The UK’s centre of remembrance, which part of The Royal British Legion family of charities, received the most votes in a National Treasures survey, which asked social media users to choose their favorite from a range of iconic venues, landmarks and facilities that have benefited from Lottery funding.
The news comes ahead of the 20th anniversary of the first National Lottery draw, which took place on 19 November 1994. Since then players have raised over £32 billion for more than 430,000 projects across the UK. Over £53 billion has been paid out in prizes and more than 3,600 millionaires created so far.
The National Memorial Arboretum is the UK's year-round centre of Remembrance; a spiritually uplifting place which honours the fallen, recognises service and sacrifice, and fosters pride in our country. Containing over 300 memorials, including the striking Armed Forces Memorial, it welcomes some 300,000 visitors a year.
Sarah Montgomery, managing director of the National Memorial Arboretum, said: "The National Lottery has played a significant role in our development and we're now truly honoured that the public has chosen us as their favourite place. Our visitors come from all walks of life, and we now welcome over 10,000 school children every year. For some, the primary draw is to pay respect to our Armed Forces, but for many others, it is about exploring the beautiful and fascinating natural landscape we have created, and gaining a greater personal understanding of remembrance in all of its guises.”
More than £8 million of National Lottery funding has been awarded to the National Memorial Arboretum. It beat The Eden Project in Cornwall and The Beamish Museum in County Durham into second and third place in the National Treasures poll, which attracted over 66,000 votes.
As well as voting for England’s favorite place, the public chose Stephen Fry as their favourite National Treasure for his work as President of mental health charity, Mind, and Patron of Norwich Playhouse Theatre, which have both received Lottery funding.
Jackie O’Sullivan, Director at the National Lottery Promotions Unit, said: “The UK is home to some of the best museums, sports facilities, visitor attractions and venues in the world and National Lottery players should be proud that they are supporting so many.
“The National Treasures survey was a fun way of celebrating these places and recognising the contribution Lottery players make towards them.

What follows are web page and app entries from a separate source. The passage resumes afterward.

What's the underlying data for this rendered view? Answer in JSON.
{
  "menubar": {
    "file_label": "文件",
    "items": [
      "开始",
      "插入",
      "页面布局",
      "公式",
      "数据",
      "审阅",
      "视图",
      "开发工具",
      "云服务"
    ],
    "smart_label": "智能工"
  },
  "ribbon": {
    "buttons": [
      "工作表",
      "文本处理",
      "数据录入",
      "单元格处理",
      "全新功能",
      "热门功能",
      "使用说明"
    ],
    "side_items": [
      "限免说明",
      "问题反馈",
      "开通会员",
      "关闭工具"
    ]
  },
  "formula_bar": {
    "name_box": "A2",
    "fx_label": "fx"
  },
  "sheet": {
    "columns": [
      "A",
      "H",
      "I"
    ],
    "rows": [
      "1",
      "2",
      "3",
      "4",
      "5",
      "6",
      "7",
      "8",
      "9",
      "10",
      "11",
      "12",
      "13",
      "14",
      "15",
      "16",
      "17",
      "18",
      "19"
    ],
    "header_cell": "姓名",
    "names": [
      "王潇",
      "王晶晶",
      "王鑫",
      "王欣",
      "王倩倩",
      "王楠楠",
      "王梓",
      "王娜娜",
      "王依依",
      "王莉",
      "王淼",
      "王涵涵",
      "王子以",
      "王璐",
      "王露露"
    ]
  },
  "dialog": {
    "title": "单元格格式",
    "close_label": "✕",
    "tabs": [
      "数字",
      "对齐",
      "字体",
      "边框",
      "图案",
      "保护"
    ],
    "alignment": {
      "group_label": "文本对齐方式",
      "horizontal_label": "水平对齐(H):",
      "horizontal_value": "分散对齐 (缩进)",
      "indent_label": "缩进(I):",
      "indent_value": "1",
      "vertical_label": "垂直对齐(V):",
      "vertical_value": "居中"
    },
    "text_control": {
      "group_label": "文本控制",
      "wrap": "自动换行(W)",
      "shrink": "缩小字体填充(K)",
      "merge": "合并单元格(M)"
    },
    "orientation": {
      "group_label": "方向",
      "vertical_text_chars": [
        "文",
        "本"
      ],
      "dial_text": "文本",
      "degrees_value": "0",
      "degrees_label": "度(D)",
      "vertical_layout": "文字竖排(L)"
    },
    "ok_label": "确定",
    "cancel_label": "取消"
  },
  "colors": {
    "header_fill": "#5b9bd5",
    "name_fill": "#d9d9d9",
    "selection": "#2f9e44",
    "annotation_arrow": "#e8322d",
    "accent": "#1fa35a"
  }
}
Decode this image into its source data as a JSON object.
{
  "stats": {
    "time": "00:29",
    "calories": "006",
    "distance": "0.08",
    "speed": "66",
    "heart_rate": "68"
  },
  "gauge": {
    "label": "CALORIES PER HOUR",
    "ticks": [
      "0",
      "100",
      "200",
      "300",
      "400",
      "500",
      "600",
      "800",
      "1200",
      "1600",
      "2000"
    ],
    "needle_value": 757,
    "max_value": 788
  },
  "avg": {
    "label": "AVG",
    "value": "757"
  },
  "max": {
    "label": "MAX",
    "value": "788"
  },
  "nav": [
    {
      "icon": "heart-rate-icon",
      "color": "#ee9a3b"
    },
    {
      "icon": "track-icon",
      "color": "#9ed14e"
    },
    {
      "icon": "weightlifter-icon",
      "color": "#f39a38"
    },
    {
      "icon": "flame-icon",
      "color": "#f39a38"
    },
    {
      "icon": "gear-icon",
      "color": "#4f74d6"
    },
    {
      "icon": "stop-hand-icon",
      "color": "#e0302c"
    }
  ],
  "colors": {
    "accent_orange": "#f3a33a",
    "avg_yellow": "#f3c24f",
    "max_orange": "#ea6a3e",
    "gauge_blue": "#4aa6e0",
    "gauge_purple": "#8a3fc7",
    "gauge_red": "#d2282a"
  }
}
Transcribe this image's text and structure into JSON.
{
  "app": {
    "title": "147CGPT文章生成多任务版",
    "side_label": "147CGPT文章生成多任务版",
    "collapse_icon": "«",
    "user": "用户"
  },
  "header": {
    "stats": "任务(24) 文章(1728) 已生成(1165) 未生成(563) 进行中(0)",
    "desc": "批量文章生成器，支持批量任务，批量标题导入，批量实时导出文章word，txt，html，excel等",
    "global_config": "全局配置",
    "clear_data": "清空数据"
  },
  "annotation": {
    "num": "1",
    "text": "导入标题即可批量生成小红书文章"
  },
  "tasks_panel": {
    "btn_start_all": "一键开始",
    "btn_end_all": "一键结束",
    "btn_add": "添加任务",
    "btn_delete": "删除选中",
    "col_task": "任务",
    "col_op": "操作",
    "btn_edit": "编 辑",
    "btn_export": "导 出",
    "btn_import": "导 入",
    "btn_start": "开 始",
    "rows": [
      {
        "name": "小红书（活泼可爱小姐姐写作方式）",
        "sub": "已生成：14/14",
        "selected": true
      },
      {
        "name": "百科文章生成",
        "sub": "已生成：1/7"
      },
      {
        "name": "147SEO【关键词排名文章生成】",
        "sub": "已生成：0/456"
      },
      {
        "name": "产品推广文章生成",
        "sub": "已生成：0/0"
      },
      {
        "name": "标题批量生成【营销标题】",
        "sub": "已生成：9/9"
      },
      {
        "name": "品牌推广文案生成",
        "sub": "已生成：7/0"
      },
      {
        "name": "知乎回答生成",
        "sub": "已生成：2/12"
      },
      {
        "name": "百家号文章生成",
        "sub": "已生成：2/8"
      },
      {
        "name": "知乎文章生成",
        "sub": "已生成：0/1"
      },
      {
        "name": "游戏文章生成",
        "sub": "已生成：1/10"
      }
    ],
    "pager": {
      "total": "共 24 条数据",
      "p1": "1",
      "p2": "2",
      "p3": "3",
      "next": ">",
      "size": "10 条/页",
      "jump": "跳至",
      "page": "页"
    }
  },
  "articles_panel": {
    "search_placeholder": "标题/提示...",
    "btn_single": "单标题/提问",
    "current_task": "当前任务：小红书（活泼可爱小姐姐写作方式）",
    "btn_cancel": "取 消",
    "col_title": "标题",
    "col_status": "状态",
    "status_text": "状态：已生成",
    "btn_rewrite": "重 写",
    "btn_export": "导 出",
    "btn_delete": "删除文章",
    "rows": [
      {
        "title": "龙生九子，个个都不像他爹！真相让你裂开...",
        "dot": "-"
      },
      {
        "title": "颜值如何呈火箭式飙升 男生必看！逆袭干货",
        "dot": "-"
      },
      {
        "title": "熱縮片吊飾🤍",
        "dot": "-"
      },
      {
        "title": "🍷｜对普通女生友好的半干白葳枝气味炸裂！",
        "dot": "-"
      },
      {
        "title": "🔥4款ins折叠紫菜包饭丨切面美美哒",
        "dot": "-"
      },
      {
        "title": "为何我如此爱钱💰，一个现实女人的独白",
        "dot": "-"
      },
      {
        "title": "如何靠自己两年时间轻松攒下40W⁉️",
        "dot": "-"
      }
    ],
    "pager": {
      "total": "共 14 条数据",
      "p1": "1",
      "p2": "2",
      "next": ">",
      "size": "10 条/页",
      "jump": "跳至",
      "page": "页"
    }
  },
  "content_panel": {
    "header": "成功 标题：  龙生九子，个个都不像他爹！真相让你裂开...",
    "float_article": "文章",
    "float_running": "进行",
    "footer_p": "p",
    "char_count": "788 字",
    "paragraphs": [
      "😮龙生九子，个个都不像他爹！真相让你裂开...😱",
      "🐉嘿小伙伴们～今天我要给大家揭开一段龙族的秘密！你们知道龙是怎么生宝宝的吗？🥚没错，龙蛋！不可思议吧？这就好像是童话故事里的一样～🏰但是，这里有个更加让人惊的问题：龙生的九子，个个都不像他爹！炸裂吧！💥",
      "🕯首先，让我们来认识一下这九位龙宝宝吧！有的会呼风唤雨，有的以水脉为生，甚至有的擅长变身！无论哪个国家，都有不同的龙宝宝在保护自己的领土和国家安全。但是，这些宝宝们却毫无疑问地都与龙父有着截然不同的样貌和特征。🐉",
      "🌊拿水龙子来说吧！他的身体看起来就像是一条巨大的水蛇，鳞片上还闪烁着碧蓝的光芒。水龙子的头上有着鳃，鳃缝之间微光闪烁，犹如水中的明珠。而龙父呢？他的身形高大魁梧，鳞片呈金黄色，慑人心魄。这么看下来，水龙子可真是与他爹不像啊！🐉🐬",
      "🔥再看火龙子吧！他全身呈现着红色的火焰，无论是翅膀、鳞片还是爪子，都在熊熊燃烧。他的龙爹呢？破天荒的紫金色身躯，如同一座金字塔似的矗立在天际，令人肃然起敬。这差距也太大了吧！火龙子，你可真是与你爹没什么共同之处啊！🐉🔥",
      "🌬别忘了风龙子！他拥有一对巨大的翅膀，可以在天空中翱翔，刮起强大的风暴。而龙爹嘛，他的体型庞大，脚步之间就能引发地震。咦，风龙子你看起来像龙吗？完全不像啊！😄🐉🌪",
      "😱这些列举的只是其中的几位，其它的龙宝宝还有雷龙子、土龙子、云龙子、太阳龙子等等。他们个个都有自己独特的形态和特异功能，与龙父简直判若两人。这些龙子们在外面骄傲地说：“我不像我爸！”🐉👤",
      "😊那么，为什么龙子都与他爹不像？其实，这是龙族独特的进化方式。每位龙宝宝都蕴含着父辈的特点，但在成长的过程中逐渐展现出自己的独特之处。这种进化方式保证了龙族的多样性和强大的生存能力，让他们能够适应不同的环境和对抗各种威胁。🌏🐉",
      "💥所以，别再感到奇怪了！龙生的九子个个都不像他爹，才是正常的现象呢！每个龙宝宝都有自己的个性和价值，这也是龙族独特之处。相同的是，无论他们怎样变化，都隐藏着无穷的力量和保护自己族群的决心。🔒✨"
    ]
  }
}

The National Memorial Arboretum is a very deserving winner. Thanks to everyone who took the time to vote for the people and places they care about most.”
Notes to editors
• The shortlisted iconic places in England were: Beamish Museum (County Durham), Eden Project (Cornwall), Queen Elizabeth Olympic Park (London), The Hepworth (Wakefield), The Lowry (Manchester), Manchester Sport City, The Mary Rose Museum (Portsmouth), The Museum of Liverpool, National Space Centre (Leicester), Turner Contemporary (Margate), Wembley Stadium (London)
• The shortlisted iconic faces in England were: Rizzle Kicks (trained at AudioActive), Esther Rantzen (founder of The Silver Line Helpline), Colin Firth (star of Lottery-funded film The King’s Speech) and Jess Ennis-Hill (Lottery-funded Olympian)
• There were more than 66,000 votes in the National Treasures survey, which took place via Facebook in May
For more information contact Natasha Brown on firstname.lastname@example.org or 0207 211 3927